Alain de Botton explains that the sign he encountered at Amsterdam’s Schipol airport was exotic “…because it succeeds in suggesting, vaguely but intensely, that the country that made it and that lies beyond the uitgang [exit] may in critical ways prove more congenial than my own to my temperament and concerns. The sign is a promise of happiness.”
After an hour-and-a-half in the Mall Of America, we started looking for the exit, not because it would give us entry to somewhere new and exotic but because we would return to a suburban calmness. But it was harder than we thought to find our way out to the right parking lot. Passing the same shops again, you wonder whether you are circling or had encountered these stores on a different level. Just past the Apple Store we saw a sign for Android owners advertising an app for navigating the Mall Of America. At a sign with a directory to the hundreds of stores we found the “you are here” arrow and searched for the exit to the east parking garage, certain that we had just experienced an abstraction of America.
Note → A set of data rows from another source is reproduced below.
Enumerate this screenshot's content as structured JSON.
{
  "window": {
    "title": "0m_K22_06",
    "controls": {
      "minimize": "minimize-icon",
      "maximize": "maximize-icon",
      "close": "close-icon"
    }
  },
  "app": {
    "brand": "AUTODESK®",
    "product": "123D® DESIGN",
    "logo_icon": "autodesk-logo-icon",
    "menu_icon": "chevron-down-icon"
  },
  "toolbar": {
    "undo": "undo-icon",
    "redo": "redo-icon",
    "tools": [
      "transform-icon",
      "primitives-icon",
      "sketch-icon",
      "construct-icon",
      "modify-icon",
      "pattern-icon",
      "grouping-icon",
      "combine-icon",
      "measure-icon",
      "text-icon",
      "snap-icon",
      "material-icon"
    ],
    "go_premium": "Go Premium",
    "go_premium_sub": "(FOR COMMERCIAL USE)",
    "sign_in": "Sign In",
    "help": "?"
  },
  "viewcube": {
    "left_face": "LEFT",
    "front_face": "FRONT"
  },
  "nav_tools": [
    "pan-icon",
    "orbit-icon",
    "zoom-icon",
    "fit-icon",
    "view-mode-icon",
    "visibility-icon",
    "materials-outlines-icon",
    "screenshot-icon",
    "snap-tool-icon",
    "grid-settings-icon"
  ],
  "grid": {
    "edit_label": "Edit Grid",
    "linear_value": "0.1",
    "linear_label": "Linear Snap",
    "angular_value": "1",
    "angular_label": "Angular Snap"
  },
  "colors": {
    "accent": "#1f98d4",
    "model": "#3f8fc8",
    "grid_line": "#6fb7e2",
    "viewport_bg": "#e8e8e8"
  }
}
Alain de Botton. The Art Of Travel. Virgin Books (2002), p 69.